Starting in the late Middle Ages, single letters that also functioned as words—think I and A—were referred to as letters with the aid of the phrase per se, to clarify that it was the letter being referred to, and not the word. […] When the 27th quasi-letter & was referred to it was called & per se, and, meaning “& by itself (is the word) and.” That read as “and per se and”5.
Eventually, English speakers summarized this “and per se, and” expression into “ampersand”.
The French, on the other hand, went straight to the definition. The word for & is esperluette. This derives from es-per-lou-et, which is the Occitan equivalent for the French C’est pour le « et »: “it is for the and”. Crystal clear.
In Spanish, we simply call it et, honoring its Latin roots.
When and When Not to Use It

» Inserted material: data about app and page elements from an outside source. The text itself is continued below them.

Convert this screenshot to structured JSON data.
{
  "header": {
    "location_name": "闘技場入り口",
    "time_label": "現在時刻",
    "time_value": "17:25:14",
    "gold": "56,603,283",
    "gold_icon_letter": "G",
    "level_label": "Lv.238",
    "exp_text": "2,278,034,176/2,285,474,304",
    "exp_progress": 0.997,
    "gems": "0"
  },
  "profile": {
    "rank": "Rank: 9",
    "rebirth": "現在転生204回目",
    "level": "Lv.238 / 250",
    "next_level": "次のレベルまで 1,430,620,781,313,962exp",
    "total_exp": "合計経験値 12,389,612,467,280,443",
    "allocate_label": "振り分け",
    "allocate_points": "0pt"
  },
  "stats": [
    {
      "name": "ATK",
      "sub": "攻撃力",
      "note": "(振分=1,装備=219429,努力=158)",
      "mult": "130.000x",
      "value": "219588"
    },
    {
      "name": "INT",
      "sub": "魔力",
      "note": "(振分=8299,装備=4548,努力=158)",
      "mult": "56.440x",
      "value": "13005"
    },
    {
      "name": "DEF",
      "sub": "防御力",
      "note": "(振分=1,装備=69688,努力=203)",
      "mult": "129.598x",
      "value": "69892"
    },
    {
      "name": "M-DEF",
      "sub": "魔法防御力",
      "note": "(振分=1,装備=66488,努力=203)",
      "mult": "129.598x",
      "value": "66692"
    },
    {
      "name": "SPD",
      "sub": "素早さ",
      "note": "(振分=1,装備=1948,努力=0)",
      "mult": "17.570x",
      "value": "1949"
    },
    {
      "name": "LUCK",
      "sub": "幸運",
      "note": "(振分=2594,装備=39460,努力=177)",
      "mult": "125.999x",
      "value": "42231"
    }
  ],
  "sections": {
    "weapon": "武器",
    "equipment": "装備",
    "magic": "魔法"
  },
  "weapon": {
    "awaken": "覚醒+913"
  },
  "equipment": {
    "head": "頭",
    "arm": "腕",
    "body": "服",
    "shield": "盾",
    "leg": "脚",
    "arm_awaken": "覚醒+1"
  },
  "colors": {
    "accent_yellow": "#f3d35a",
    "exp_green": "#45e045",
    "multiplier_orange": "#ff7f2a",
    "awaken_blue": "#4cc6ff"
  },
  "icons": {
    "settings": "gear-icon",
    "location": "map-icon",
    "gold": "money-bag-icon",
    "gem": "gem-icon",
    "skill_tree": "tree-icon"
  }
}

In Spanish writing, its use faces a functional dilemma, as the word for and is y, and it is simpler to draw than the ampersand itself. In which case, choosing to replace the word y with the ligature & will be a matter of aesthetics (and perhaps snobbery, too) rather than practicality.
Regardless of the language and despite its former purposes, using & as a replacement for the word and in running text is perceived as a grammar mistake and should be avoided, with some exceptions.
Most common usage of the ampersand:
In commercial-related matters such as business partnerships and, branding and logo design (Tiffany & Co., Johnson & Johnson).
In certain fields, to denote professional collaborations (“Screenplay by Quentin Tarantino & Roger Roberts Avery”).
In abbreviations that include the word and (B&B for bed and breakfast, R&B for rhythm and blues).
In academic writing, formal style guides like APA encourage its use in the citation when the source has more than one author.
The Latin expression et cetera (meaning and so forth)—frequently identified with etc.—can also be written &c.
1 In a written language, a logogram is a character that represents a word or morpheme. All ten digits of the Arabic numeral system are logograms: 4 designates four. Moreover, it can be found in Chinese characters, Egyptian hieroglyphs, and even cuneiform scripts, dating back in the Bronze Age. You might be already familiar with logograms such as % (meaning percent), £ (meaning pound), or @ (meaning at).
2 A ligature is the result of the merging of two or more letters into one. For example, ae into æ. From modern alphabets, letter w is the result of the merging of vivo and uu, and ñ was originally created to replace nn. The equivalent Armenian word for and—եւ—also has its own ligature: և.
3 This and future shorthand systems, were created with the intention of speeding up the writing process.
4 Tschichold, Jan. A brief history of the ampersand. Paris, Zeug, 2018.